[[ MATERIAL TO PROCESS, beginning ]]
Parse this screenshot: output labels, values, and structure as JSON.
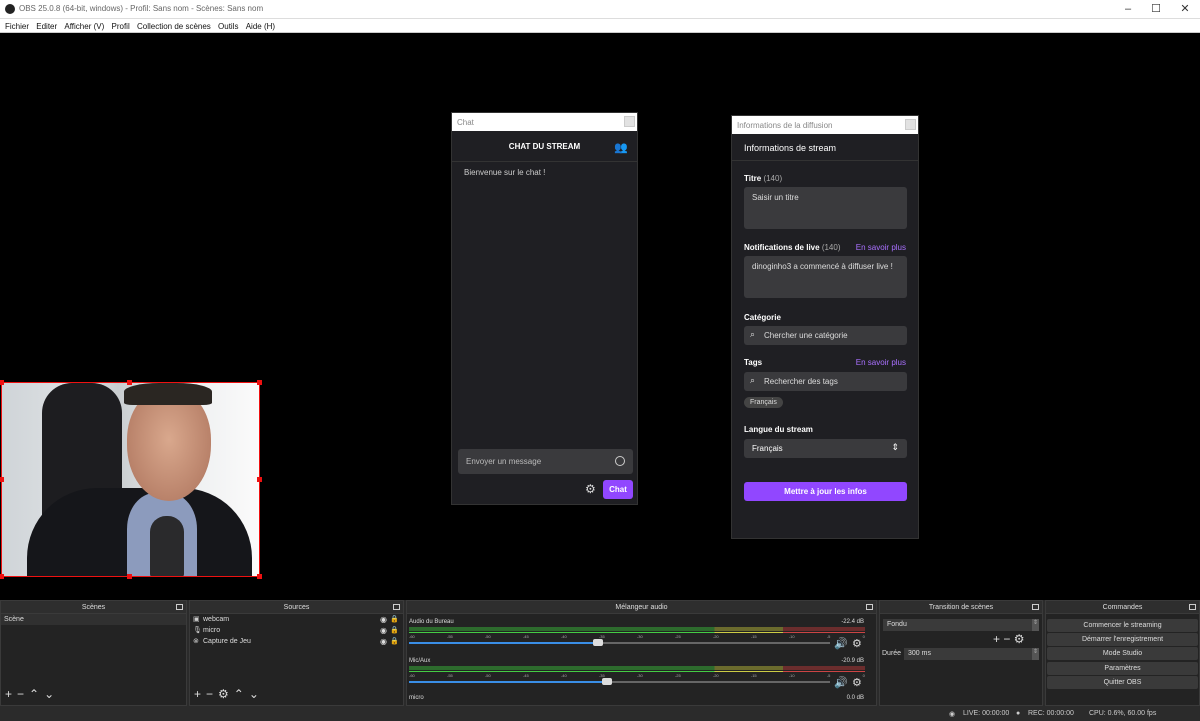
{
  "window": {
    "title": "OBS 25.0.8 (64-bit, windows) - Profil: Sans nom - Scènes: Sans nom"
  },
  "menu": [
    "Fichier",
    "Editer",
    "Afficher (V)",
    "Profil",
    "Collection de scènes",
    "Outils",
    "Aide (H)"
  ],
  "chat": {
    "dock_title": "Chat",
    "header": "CHAT DU STREAM",
    "welcome": "Bienvenue sur le chat !",
    "input_placeholder": "Envoyer un message",
    "send_label": "Chat"
  },
  "info": {
    "dock_title": "Informations de la diffusion",
    "header": "Informations de stream",
    "title_label": "Titre",
    "title_count": "(140)",
    "title_placeholder": "Saisir un titre",
    "notif_label": "Notifications de live",
    "notif_count": "(140)",
    "learn_more": "En savoir plus",
    "notif_text": "dinoginho3 a commencé à diffuser live !",
    "category_label": "Catégorie",
    "category_placeholder": "Chercher une catégorie",
    "tags_label": "Tags",
    "tags_learn_more": "En savoir plus",
    "tags_placeholder": "Rechercher des tags",
    "tag_value": "Français",
    "lang_label": "Langue du stream",
    "lang_value": "Français",
    "update_button": "Mettre à jour les infos"
  },
  "scenes": {
    "title": "Scènes",
    "items": [
      "Scène"
    ]
  },
  "sources": {
    "title": "Sources",
    "items": [
      "webcam",
      "micro",
      "Capture de Jeu"
    ]
  },
  "mixer": {
    "title": "Mélangeur audio",
    "ticks": [
      "-60",
      "-55",
      "-50",
      "-45",
      "-40",
      "-35",
      "-30",
      "-25",
      "-20",
      "-15",
      "-10",
      "-5",
      "0"
    ],
    "tracks": [
      {
        "name": "Audio du Bureau",
        "db": "-22.4 dB",
        "level": 0.45
      },
      {
        "name": "Mic/Aux",
        "db": "-20.9 dB",
        "level": 0.47
      },
      {
        "name": "micro",
        "db": "0.0 dB",
        "level": 1.0
      }
    ]
  },
  "transitions": {
    "title": "Transition de scènes",
    "selected": "Fondu",
    "duration_label": "Durée",
    "duration_value": "300 ms"
  },
  "commands": {
    "title": "Commandes",
    "buttons": [
      "Commencer le streaming",
      "Démarrer l'enregistrement",
      "Mode Studio",
      "Paramètres",
      "Quitter OBS"
    ]
  },
  "status": {
    "live": "LIVE: 00:00:00",
    "rec": "REC: 00:00:00",
    "cpu": "CPU: 0.6%, 60.00 fps"
  },
  "colors": {
    "twitch_purple": "#9147ff",
    "link_purple": "#a970ff",
    "selection_red": "#ee1111"
  }
}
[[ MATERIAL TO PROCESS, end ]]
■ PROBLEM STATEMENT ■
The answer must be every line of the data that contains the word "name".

■ EXERCISE RESULT ■
        "name": "Audio du Bureau",
        "name": "Mic/Aux",
        "name": "micro",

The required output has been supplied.